Here is the deal with med mal (at least in the NYC area). Also note that my experience is from the Plaintiff side (and I am a practicing attorney admitted to NY 5 yrs ago):
First off, very few "mom n' pop" PI (that's Personal Injury, not Public Interest) do any of their own Med Mal litigation. Most small solo or 2 or 3 partner PI firms simply refer out the med mal work to lawyers (often solos or other small firms) who specialize in this area. Here's a primer on referrals:
When a PI attorney "sends out" a case on referral to another attorney, the referring lawyer takes 1/3 of the ultimate attorney fees in the case. Period. That is the standard referral fee agreement in NYC (and most other states) on PI cases (whether med mal, auto smash, trip n' fall, etc). So if the lawyer it's referred to settles for 90 K, the referring lawyer gets 10 K (or 1/3 of the 1/3). In case you didn't know this, the fee on all PI cases in NY is 1/3 of the settlement/verdict.
But there is a caveat: in med mal (and med mal tort only), there is a "sliding scale" fee that is part of the NY CPLR. Basically on med mal, the fee % is reduced on "whopper" awards - it's quite a complicated formula-but google "ny med mal attorney fees" and you'll be able to see what I mean).
Here's another quirk of med mal: to bring a case, you need an Affadavit of Merit from an MD which affirms under oath that the MD thinks the case had merit based on medical/scientific expertise.
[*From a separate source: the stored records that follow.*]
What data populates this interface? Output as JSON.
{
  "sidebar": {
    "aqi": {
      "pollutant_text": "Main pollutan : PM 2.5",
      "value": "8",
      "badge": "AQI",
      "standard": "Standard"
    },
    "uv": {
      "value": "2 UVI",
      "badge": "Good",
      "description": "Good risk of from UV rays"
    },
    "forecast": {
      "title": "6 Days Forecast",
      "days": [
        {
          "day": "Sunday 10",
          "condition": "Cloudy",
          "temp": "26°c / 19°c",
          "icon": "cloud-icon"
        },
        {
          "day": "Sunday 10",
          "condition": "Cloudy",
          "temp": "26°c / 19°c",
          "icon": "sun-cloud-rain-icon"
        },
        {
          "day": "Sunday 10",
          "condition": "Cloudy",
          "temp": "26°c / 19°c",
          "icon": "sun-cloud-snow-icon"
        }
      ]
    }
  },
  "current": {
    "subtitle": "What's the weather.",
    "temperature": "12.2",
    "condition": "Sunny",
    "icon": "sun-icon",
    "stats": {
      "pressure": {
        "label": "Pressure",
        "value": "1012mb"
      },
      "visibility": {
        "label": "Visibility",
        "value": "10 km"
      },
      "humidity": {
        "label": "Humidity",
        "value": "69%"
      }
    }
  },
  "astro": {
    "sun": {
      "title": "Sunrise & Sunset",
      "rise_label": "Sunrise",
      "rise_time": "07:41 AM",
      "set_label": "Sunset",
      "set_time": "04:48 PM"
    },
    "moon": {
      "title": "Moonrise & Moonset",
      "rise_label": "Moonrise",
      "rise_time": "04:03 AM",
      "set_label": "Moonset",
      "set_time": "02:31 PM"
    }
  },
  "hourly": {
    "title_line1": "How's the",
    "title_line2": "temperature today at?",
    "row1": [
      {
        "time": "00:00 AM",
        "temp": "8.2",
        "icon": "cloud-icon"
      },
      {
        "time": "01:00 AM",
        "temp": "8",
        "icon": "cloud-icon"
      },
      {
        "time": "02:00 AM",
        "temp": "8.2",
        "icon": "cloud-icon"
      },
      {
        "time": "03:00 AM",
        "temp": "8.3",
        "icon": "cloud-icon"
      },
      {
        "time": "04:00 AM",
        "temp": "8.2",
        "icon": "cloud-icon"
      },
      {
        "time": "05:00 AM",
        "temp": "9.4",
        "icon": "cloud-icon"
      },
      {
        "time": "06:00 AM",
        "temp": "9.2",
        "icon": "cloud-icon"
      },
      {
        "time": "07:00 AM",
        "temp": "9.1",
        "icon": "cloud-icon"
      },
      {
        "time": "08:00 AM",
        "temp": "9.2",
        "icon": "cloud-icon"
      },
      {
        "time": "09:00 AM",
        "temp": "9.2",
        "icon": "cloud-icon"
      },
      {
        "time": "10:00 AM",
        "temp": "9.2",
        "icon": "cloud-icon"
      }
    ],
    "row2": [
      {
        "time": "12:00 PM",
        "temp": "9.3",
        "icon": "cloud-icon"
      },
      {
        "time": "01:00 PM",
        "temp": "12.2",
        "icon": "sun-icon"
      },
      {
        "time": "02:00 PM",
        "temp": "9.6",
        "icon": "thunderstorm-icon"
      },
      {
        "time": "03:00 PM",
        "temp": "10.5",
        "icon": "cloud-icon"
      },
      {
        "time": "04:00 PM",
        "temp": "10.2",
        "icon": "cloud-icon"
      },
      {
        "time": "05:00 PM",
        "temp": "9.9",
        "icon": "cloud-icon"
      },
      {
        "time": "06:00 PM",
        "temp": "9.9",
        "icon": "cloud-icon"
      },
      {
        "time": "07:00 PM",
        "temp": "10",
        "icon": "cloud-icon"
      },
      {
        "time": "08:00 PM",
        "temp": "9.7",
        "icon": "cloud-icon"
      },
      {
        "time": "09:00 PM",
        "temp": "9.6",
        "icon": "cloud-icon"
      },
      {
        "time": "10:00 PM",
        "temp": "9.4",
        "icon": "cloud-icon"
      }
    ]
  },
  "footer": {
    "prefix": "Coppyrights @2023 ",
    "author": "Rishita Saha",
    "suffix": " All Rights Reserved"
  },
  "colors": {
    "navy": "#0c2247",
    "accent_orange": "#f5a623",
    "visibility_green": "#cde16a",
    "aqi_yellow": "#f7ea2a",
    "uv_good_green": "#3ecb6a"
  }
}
This is a total joke. You can find a plaintiff whore MD who will write you an aff of merit for an ingrown toenail or fart that popped out sideways, etc so long as you pay the MD affdavit/file review fee (usually 1500-3500 bucks). The "MD review" quirk was added as window dressing to show stupid laypeople that a "doctor" reviews the case before its filed- this rule is mostly to appease the tort reform dorks). In reality its a joke.
The problem is that none of the clients have any money, so the firm has to front all the fees for the MD aff, the index number, depoisiton transcripts, etc. This can easily run 10-15 K on a standard med mal file, and often far more.
So in short, the way to make money is to make it rain and GET THE CASES! Understand that PI law is mostly a sales job- he who brings IN the case makes the $$$. The "law" itself is very, very boring and the geeks who actually do the paper churning and EBT's (Examination Before Trial, which is NYC's name for a deposition) make peanuts- like 55-65 K tops. It's just boring grunt work and really of no consequence whatsoever as far as getting paid. There are firms (cough cough) who send paralegals to do the depositions and even to court for status conferences and such, and no one really even cares. Remember, this is still shitlaw since personal injury is involved (even though the rainmakers in this gutter out-earn biglaw partners and work 10 hour weeks LOL).
Besides the rainmakers, the only other kids who make $$$ are the ultra-slick trial guys like John Edwards et al. But that insincere bullshit artist act is a God-given gift and cannot be learned anyway, so I wouldn't worry much about it. Try a few trip n' slip trials first and if you win decent $$$ on a broken wrist or other crap injury, you might want to move up to med mal cases and actually learn what you're doing etc. Most of the good NYC med mal guys are old geezers and wouldn't mind letting you tag along and watch a trial or two.
In fact, mostly the old timers are the trial guys since juries tend to believe what old codgers say. Hell, when's the last time you called an old geezer a bullshitter? These grandpas are also good at bossing people around- look at Wilfred Brimley and his diabetes ads: "If you have diabetes, you check your blood sugar and you check it often!" That codger has sold more needles than the Singer Sewing Machine Co.
That's about all there is to know. Here's a personal story: my own grandmother got a Stage IV bedsore in a nursing home and I sent it out to a small med mal firm- they settled for 60 K and I got a hair under 7 K to do nothing more than send them a referral agreement. The best lawyers let the geeks and pack mules churn the paperwork and spend their time getting business. End of story.